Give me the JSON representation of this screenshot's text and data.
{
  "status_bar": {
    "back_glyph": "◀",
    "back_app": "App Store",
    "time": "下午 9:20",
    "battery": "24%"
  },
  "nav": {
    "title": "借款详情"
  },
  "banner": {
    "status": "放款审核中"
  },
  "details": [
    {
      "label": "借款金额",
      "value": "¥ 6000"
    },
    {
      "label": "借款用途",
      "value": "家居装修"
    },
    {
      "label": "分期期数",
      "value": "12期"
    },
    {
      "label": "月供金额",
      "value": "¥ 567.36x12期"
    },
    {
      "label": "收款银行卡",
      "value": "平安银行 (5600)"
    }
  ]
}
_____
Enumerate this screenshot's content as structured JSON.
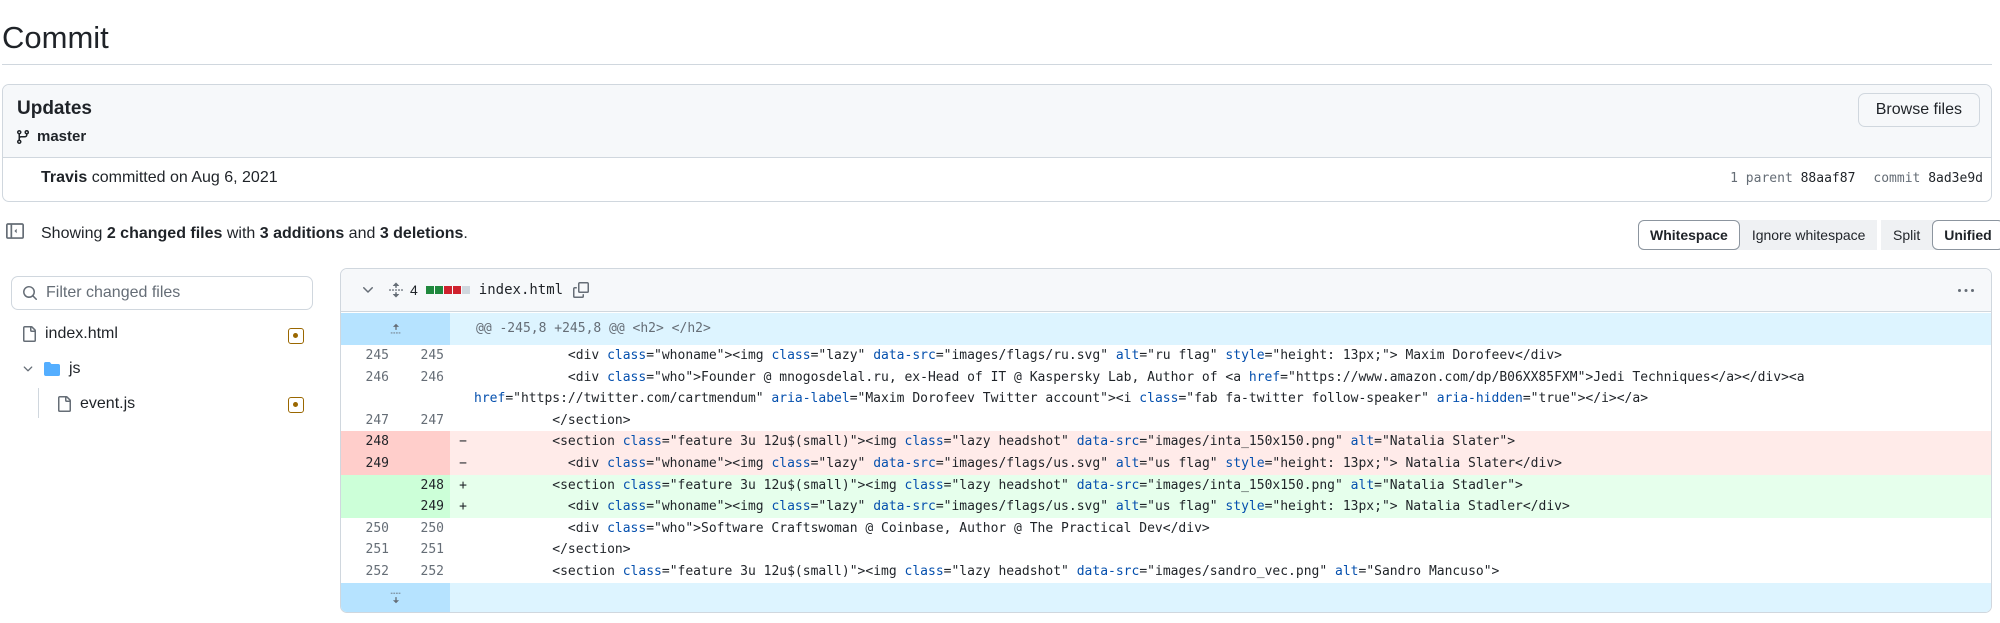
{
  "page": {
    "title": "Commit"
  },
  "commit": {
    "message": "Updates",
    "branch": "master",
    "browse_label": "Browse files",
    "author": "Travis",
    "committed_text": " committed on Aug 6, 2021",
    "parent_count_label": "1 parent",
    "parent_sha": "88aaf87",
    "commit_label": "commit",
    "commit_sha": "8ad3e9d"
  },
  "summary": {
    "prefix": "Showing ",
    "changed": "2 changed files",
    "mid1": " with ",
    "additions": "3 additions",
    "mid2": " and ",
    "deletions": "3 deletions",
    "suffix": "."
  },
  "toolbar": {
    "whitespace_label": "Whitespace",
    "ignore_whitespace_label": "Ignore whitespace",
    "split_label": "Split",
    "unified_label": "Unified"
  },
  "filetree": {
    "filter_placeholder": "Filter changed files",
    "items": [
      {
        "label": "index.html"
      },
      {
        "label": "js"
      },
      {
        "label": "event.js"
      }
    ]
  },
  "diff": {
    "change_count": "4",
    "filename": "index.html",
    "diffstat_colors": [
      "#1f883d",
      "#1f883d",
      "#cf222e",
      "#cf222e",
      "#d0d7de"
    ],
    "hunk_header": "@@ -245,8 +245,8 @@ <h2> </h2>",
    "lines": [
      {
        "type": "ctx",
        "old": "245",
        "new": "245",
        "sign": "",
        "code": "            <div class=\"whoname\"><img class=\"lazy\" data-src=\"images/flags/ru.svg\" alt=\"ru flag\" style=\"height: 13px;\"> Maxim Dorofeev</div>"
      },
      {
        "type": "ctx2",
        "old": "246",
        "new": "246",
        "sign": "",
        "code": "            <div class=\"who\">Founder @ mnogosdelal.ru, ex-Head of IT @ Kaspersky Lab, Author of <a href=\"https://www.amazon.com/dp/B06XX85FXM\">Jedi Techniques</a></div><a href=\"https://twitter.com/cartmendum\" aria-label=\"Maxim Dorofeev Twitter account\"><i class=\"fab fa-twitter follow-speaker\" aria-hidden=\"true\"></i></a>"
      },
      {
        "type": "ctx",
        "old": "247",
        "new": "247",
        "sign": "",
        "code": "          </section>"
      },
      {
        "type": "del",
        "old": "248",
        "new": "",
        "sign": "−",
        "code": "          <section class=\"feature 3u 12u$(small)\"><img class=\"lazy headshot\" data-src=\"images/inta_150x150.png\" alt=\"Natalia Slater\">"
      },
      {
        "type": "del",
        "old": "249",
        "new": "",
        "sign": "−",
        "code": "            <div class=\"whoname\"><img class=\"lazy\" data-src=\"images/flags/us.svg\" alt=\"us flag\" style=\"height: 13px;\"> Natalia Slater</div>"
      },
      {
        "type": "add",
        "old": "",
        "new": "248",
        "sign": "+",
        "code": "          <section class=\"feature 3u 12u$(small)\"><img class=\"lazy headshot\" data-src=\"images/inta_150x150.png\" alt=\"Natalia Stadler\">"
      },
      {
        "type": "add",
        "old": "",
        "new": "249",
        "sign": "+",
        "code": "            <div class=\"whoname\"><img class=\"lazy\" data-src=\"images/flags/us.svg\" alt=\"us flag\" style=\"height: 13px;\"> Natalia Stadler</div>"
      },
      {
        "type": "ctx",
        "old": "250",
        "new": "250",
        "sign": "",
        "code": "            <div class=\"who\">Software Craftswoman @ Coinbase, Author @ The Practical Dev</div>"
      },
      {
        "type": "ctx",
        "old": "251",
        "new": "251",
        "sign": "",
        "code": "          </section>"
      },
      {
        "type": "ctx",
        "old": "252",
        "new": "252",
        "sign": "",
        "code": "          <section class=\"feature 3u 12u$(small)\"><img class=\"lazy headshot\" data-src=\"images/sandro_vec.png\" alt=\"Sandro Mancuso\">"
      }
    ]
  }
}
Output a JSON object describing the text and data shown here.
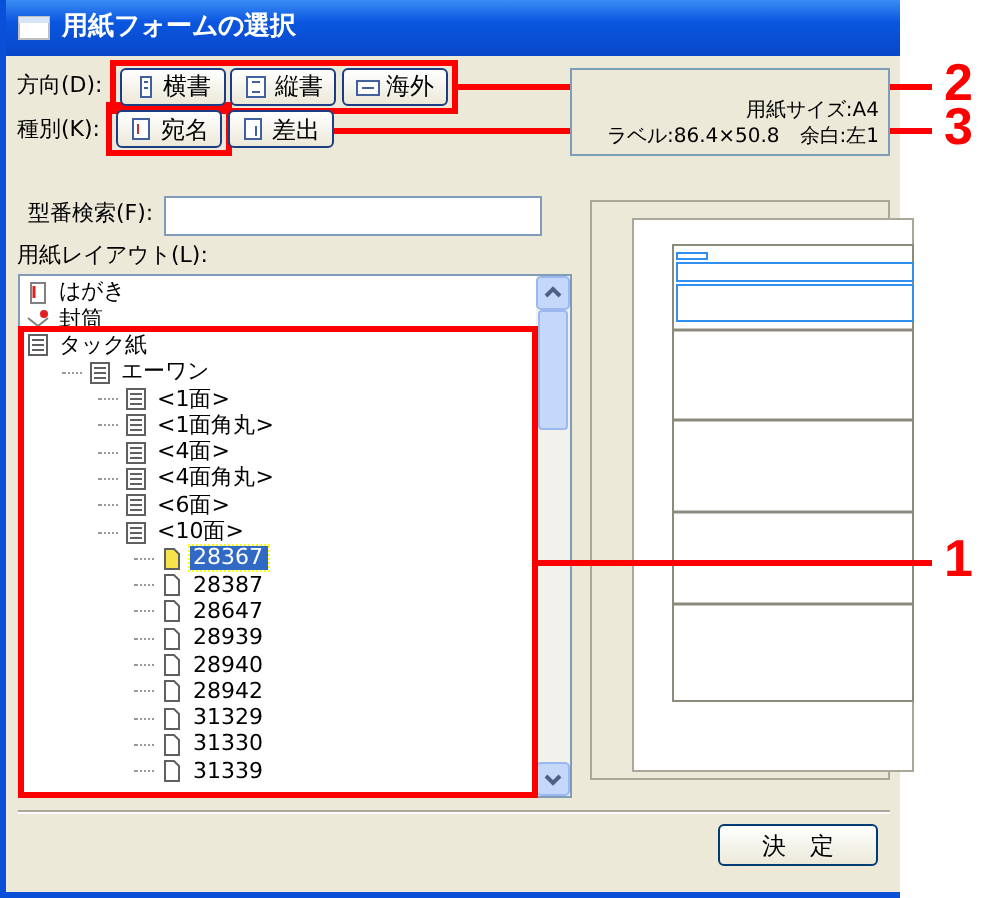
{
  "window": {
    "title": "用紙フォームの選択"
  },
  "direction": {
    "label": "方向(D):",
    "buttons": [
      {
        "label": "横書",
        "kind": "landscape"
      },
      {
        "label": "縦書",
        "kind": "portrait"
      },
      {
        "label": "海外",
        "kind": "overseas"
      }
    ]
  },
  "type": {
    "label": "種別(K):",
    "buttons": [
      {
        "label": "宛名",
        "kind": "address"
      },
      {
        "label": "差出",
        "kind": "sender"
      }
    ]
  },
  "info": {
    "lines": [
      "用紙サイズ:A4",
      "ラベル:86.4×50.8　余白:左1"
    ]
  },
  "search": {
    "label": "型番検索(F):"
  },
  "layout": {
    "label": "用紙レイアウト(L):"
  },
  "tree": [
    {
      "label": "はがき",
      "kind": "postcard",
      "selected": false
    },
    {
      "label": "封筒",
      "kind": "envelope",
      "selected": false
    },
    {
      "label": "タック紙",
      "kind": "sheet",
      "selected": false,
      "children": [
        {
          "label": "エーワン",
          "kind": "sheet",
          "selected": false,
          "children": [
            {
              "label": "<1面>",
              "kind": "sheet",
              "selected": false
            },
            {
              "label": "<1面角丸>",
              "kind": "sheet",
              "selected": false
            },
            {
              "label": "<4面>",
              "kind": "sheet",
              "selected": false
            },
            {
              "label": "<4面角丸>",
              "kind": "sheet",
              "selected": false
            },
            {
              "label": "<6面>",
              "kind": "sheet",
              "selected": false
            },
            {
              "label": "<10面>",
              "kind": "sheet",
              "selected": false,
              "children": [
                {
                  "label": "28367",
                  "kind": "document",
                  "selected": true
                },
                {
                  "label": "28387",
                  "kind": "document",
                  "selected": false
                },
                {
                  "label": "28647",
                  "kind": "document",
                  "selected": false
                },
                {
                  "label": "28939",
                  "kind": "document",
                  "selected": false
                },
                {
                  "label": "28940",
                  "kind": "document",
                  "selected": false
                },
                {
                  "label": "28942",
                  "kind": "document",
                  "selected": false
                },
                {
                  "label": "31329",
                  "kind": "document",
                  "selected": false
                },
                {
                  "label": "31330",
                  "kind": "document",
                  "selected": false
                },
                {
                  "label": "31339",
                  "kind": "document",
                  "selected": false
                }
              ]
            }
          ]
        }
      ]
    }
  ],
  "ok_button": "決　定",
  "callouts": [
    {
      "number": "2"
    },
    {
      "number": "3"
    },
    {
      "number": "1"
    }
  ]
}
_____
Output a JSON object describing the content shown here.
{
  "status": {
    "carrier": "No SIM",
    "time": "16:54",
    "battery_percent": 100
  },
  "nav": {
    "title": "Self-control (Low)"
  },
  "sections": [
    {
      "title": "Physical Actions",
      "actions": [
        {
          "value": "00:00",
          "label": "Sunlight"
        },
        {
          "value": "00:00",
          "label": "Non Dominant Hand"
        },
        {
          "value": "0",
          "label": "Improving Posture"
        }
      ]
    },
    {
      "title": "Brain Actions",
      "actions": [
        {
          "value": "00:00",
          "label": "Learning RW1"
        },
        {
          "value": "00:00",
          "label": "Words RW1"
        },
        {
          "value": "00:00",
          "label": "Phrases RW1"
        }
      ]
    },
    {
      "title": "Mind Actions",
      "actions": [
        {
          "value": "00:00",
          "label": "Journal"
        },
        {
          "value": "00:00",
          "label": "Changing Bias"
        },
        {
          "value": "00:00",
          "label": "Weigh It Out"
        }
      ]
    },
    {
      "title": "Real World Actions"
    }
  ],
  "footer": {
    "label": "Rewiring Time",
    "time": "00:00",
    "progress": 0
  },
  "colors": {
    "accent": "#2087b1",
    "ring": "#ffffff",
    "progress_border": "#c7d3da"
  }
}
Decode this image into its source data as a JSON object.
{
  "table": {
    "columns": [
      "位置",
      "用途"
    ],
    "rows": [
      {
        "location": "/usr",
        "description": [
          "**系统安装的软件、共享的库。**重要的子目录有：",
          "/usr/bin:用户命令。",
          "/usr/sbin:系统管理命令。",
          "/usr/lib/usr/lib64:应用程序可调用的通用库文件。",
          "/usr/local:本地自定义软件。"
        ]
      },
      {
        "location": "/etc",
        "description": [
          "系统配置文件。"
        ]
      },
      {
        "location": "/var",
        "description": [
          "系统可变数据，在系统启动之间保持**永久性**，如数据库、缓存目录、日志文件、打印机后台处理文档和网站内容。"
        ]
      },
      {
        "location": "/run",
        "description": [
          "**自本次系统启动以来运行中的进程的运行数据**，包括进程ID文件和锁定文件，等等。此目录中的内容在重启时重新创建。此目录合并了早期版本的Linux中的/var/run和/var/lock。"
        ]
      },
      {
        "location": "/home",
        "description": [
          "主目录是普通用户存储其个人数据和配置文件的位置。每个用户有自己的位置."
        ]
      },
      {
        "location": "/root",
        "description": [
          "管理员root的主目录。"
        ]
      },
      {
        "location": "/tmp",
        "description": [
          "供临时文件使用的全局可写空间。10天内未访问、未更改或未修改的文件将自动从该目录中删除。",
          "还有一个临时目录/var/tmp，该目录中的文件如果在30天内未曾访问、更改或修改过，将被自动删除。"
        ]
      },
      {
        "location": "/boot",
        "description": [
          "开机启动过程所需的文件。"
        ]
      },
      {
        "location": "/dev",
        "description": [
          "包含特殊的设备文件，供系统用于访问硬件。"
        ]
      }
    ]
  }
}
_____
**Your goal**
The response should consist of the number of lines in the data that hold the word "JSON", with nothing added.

**Answer for this exercise**
5